Horizon took a similar approach to improve the exterior of its Belle Haven Drive (New Port Richey) listing. “The house’s dying lawn and overgrown tree stood out like sore thumbs in this HOA community,” says Horizon’s Johnson. Almost $3,000 was spent on the upgrade, the majority for sod. “It was a real turnaround for this house,” says Johnson, who later along with his team sold the home for $264,900.
To save money, or if planting in the ground around a home is difficult, consider using potted plants, advises Cuccinello: “Our 27th Ave. NW listing had a lot of hardscape, so adding potted plants was the way to go.” For about $800 his team enlarged a front plant bed of the rural home and added plants on each side of the garage door and leading to the front porch. “It was a night-and-day change,” he says.
Also, look at the landscape with a buyer’s eye and mitigate any hazards, like a tree branch hanging over the house. “Removing those alleviates a lot of concerns,” suggests Courson, who spent less than $600 removing and trimming overgrown trees in the back of the Beverly Avenue home.
4. Make the Front Porch Inviting
... and after. (Abbotoni and Associates Real Estate)
Don’t overlook this key selling point. Experts advise that you should “sell” your front porch as additional square footage by staging it with as much care as you would other rooms. Abbotoni and Associates’ Adams Street listing had a dull, uninviting exterior. The team “added some potted plants, red mulch, and chairs to the porch area for about $700 to give it a homey feel,” says Miriam Ortiz, an assistant with the group. They also had the home power washed and painted for about $2,500, and finished it off by sealing the driveway and walkway for $450.
5. Don’t Overlook the Driveway and Garage
... and after. (Professional Real Estate Team)
If you don’t want to completely resurface a driveway with cracks and stains, which may cost about $2,000 or more for concrete driveways, consider cleaning and painting. “We painted the RJ Circle driveway a mellowed-out red to make it pop, and added white pots and greenery for contrast,” says Jany Seibane, the short sale director at Professional Real Estate Team in Kissimmee.
The home’s garage also needed new coach lights and house numbers. “We brought this home up to the neighborhood standard for less than $800,” says Seibane, who noted that multiple offers have been submitted on the home and one is currently in negotiations.
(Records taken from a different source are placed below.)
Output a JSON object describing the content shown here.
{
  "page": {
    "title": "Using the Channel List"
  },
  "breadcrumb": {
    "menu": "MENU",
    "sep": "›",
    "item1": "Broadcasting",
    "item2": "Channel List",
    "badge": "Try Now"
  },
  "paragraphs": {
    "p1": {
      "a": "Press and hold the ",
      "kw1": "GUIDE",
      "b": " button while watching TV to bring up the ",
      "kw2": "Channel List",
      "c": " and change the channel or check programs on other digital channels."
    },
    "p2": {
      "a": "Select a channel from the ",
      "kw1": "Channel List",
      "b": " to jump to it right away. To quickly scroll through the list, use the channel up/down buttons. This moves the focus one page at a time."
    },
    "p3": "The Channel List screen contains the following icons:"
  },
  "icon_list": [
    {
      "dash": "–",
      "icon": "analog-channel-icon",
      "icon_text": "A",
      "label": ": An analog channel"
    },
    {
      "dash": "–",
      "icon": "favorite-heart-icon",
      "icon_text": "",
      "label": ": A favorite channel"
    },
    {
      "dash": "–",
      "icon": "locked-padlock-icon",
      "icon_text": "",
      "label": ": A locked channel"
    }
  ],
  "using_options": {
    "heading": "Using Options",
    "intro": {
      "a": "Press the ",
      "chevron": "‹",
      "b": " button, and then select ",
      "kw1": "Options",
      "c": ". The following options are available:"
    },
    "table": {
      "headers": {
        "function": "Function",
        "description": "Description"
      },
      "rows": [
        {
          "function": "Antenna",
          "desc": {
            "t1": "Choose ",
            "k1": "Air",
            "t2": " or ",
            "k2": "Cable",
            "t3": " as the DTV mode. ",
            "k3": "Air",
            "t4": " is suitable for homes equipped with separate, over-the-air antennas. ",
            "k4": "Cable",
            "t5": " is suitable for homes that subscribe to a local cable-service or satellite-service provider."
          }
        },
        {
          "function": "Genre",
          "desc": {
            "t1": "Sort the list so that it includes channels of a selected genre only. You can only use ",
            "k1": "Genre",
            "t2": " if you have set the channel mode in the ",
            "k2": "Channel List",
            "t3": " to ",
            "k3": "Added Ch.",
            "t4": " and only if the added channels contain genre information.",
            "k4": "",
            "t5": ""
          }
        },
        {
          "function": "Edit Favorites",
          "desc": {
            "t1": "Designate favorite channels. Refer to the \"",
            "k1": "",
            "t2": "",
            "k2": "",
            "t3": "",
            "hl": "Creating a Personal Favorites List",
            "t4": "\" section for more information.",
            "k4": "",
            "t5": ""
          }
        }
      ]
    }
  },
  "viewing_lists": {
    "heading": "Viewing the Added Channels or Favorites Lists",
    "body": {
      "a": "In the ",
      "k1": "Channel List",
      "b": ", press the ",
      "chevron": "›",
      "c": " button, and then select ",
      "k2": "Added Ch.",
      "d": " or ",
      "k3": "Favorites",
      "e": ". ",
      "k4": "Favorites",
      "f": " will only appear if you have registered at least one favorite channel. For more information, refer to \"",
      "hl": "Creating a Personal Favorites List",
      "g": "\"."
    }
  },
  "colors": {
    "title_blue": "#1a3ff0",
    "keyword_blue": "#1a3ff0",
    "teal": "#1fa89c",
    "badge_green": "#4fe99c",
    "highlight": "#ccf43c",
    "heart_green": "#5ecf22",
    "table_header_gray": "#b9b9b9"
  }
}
Depending on its orientation to the house, an attractive garage can make a huge impact, agrees Cuccinello, who has painted garage doors eye-catching colors such as deep reds and browns, and added colorful mailboxes. “Just those additions changed the whole look and curb appeal of those properties,” he notes.
Spring 2015 HomePath® Curb Appeal Winners
First Place, average spend $3,252:
- Core Realty (Beverly Avenue listing, Jacksonville)
- Abbotoni and Associates Real Estate (Adams Street listing, Hollywood)
- Florida Future Realty (NE 9th listing, Cape Coral)
Second Place, average spend $1,770:
- Coldwell Banker Residential (Tee Road listing, Sarasota)
- Homes and Land Brokers, Inc. (27th Avenue listing, Naples)
- Coldwell Banker (Towering Oaks Way listing, Orlando)
Third place, average spend $1,486:
- Horizon Palm Realty (Belle Haven Drive listing, New Port Richey)
- Professional Real Estate Team (RJ Circle listing, Kissimmee)
- Ocean Partners Realty (Eppinger Drive listing, Port Charlotte)